=== WORK TO COMPLETE ===
Among the records below, find the lines that hold the word "JSON" and report how many there are, with no other words.

※ ※ ※

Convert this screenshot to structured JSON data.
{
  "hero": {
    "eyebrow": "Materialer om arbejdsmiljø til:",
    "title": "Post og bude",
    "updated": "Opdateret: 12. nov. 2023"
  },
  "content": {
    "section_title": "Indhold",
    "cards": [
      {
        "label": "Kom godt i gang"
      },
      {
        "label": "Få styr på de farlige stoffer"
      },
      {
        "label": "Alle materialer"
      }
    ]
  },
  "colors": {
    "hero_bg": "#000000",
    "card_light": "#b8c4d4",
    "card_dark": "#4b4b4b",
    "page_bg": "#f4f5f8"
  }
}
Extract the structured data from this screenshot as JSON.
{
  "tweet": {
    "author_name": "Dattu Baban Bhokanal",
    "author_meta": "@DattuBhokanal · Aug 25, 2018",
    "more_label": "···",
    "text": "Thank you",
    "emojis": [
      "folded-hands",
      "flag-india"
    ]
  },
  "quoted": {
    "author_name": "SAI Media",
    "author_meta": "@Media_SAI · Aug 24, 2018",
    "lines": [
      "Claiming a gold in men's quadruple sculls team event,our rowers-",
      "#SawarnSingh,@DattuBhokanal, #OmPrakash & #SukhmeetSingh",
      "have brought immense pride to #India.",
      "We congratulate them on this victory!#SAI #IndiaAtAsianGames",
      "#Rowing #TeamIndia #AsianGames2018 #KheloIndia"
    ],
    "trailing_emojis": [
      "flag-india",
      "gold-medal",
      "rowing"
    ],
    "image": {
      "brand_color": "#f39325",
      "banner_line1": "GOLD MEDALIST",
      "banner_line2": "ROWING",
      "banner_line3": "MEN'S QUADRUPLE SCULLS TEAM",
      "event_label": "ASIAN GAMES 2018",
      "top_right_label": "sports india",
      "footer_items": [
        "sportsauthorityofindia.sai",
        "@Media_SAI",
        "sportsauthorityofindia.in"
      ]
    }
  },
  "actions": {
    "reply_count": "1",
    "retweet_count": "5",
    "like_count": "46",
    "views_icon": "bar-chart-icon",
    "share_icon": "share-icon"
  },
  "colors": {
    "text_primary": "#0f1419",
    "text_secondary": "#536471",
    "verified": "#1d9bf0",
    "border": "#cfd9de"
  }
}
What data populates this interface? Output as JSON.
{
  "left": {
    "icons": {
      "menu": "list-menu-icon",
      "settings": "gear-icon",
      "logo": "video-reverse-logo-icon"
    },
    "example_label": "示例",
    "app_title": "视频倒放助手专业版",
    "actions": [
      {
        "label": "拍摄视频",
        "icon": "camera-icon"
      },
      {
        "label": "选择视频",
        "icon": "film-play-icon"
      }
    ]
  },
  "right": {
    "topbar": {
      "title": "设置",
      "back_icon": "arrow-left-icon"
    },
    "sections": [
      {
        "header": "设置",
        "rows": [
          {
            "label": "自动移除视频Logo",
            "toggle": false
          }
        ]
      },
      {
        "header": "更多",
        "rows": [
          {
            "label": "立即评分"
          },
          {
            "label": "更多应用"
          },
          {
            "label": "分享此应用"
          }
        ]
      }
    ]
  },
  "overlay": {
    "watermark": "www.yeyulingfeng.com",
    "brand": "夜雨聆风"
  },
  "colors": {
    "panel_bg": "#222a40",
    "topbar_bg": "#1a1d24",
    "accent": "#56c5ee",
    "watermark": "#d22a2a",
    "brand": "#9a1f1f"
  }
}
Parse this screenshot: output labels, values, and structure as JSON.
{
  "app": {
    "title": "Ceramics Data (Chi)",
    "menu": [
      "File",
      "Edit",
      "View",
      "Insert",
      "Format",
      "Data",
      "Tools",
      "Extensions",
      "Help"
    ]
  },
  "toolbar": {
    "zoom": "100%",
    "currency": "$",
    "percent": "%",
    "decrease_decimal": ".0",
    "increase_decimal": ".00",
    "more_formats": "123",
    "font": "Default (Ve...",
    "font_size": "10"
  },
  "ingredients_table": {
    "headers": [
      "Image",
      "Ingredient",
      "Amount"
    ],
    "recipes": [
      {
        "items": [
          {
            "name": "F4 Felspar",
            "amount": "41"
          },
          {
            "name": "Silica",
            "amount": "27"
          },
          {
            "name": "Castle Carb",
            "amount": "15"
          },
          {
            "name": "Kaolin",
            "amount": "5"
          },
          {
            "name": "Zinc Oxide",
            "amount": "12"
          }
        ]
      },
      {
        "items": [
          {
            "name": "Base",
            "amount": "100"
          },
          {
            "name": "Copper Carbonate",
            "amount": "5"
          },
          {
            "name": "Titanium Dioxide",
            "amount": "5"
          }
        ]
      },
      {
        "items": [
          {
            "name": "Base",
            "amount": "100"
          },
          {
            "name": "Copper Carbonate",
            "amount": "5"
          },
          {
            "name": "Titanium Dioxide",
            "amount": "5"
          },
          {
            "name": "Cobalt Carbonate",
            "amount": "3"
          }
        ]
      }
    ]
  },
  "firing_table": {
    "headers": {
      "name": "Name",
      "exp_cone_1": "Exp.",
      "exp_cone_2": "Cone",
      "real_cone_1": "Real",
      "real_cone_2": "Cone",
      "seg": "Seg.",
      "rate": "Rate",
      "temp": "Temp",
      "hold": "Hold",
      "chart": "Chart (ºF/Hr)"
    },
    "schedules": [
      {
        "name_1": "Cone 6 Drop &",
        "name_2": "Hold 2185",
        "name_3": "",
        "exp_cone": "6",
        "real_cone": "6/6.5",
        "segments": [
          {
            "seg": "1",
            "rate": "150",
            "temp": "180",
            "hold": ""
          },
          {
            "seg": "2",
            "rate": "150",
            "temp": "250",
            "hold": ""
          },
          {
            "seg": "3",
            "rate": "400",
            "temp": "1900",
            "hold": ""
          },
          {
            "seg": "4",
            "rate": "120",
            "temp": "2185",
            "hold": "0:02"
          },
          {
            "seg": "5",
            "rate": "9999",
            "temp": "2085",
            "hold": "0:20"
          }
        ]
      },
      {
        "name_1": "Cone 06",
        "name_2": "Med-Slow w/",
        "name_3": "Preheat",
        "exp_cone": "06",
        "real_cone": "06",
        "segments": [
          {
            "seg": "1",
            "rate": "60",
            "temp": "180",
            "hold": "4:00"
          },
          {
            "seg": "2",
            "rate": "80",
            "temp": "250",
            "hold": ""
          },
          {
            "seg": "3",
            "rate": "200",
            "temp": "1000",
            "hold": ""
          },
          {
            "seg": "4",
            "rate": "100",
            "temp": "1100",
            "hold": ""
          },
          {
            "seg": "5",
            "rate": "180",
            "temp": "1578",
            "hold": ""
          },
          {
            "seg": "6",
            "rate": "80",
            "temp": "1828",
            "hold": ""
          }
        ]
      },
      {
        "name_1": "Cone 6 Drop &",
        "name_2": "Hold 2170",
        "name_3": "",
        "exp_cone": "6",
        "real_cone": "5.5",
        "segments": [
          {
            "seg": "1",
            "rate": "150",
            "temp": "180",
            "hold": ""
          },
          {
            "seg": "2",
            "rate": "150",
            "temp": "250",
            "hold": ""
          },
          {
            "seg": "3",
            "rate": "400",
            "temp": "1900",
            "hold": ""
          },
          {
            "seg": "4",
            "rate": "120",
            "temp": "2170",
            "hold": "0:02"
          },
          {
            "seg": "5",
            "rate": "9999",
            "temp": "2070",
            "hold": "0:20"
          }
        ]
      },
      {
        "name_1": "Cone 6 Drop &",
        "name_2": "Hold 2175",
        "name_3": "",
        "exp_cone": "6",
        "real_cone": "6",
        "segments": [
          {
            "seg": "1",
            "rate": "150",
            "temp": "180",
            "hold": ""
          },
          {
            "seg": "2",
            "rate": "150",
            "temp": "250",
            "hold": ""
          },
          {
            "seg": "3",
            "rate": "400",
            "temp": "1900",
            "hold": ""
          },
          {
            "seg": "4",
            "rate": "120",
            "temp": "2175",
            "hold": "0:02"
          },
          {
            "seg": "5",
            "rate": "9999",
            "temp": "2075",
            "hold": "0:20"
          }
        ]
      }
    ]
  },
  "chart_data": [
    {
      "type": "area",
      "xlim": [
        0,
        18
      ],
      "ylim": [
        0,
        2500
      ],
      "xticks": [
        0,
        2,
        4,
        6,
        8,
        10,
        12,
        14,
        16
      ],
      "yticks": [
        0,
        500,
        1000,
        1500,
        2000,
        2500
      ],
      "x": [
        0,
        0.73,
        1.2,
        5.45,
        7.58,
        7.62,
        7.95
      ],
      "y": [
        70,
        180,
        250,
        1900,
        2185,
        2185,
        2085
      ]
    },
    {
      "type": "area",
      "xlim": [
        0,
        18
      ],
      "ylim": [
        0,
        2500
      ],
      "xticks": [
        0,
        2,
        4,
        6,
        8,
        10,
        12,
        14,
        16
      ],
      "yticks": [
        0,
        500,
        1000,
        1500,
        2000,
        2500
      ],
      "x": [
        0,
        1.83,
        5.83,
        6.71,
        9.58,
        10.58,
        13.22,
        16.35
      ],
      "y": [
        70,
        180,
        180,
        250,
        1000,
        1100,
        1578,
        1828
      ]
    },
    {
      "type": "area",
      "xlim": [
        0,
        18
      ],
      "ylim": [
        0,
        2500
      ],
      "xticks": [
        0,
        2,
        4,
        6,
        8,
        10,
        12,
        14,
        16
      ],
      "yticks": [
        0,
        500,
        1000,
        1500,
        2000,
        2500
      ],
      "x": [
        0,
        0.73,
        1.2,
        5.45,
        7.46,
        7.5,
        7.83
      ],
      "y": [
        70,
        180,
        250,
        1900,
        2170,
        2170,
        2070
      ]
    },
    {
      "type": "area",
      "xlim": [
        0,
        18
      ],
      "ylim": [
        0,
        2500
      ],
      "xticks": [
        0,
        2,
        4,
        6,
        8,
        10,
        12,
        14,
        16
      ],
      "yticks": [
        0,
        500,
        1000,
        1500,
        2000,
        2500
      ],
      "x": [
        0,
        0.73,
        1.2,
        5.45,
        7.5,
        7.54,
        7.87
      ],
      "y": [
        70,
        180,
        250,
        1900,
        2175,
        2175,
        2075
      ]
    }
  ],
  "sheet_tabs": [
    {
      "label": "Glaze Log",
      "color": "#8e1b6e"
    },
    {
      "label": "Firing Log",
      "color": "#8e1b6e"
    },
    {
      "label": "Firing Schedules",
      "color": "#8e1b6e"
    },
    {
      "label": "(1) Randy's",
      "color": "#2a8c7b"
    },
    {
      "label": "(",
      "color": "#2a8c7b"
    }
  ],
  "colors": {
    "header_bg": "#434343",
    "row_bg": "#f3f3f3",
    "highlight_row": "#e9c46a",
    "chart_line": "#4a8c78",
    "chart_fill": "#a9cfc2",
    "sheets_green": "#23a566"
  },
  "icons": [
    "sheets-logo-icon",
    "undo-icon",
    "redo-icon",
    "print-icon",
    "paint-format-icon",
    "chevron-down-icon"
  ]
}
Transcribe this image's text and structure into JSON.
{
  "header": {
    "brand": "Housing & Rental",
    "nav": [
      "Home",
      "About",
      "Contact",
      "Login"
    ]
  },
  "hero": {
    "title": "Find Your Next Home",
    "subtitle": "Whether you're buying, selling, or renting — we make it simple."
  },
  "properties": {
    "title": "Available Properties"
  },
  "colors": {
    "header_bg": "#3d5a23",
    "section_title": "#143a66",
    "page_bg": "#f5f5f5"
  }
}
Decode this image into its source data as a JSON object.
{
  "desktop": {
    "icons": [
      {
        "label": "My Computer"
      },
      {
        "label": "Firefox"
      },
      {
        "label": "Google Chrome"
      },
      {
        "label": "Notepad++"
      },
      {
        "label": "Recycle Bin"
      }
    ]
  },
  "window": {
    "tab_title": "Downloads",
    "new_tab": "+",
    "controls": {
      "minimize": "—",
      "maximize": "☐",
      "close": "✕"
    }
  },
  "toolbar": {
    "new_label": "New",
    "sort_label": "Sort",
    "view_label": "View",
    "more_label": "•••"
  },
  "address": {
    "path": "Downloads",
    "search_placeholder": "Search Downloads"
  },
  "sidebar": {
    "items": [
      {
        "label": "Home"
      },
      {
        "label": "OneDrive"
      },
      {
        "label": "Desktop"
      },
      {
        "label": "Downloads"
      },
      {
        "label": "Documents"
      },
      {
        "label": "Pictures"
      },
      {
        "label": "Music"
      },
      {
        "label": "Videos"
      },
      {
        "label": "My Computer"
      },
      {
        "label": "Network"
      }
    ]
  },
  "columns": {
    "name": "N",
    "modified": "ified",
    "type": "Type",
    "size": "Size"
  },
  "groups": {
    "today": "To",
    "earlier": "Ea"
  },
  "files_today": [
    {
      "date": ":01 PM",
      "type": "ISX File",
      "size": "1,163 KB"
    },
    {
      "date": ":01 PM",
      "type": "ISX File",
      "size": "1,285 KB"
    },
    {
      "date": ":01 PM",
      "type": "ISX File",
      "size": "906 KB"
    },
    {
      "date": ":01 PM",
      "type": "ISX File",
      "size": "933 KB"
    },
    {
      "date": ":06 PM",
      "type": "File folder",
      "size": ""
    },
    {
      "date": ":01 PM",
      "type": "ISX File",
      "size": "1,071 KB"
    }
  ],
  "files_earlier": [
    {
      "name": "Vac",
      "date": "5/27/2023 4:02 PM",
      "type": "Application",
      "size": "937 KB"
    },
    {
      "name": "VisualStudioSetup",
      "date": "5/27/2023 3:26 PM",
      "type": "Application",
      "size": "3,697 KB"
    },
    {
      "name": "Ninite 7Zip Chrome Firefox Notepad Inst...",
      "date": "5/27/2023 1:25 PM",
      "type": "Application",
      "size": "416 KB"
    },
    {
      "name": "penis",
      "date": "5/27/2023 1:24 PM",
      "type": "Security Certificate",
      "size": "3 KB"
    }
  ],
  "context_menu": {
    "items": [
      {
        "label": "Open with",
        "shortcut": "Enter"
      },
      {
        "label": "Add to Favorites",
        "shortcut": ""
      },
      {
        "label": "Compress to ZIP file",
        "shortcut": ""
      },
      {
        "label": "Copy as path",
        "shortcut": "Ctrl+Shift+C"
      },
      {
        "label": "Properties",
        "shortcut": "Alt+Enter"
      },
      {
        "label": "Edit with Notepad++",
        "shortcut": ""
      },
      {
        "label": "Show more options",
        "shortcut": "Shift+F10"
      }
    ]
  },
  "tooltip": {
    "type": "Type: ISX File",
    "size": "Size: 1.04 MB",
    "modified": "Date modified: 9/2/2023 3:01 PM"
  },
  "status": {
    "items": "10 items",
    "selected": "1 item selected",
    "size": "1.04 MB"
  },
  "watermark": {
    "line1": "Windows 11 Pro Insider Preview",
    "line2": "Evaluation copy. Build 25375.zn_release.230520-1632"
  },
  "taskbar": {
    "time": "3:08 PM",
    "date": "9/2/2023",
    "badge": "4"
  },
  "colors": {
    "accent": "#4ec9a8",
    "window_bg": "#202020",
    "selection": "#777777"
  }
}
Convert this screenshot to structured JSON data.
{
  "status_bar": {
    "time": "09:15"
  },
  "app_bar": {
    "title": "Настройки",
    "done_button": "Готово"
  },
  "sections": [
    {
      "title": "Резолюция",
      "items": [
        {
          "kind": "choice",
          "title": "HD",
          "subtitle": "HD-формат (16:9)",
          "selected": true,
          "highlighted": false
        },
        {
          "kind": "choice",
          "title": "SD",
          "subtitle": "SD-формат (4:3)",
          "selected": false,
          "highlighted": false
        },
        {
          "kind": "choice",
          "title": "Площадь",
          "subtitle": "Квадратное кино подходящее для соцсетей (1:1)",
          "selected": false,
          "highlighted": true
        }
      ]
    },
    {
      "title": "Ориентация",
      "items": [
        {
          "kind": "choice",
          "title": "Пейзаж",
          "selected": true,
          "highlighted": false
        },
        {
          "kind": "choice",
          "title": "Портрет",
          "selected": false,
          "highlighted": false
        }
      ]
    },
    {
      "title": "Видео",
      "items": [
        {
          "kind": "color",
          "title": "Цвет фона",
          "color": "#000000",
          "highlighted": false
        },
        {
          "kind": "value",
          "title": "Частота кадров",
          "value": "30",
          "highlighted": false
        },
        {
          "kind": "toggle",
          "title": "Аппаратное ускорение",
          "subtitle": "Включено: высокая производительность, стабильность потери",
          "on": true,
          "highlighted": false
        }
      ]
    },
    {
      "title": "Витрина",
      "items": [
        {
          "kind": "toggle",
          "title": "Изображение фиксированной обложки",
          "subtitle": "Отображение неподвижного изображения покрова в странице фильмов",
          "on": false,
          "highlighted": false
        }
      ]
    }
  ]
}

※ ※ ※

=== FINISHED TASK ===
7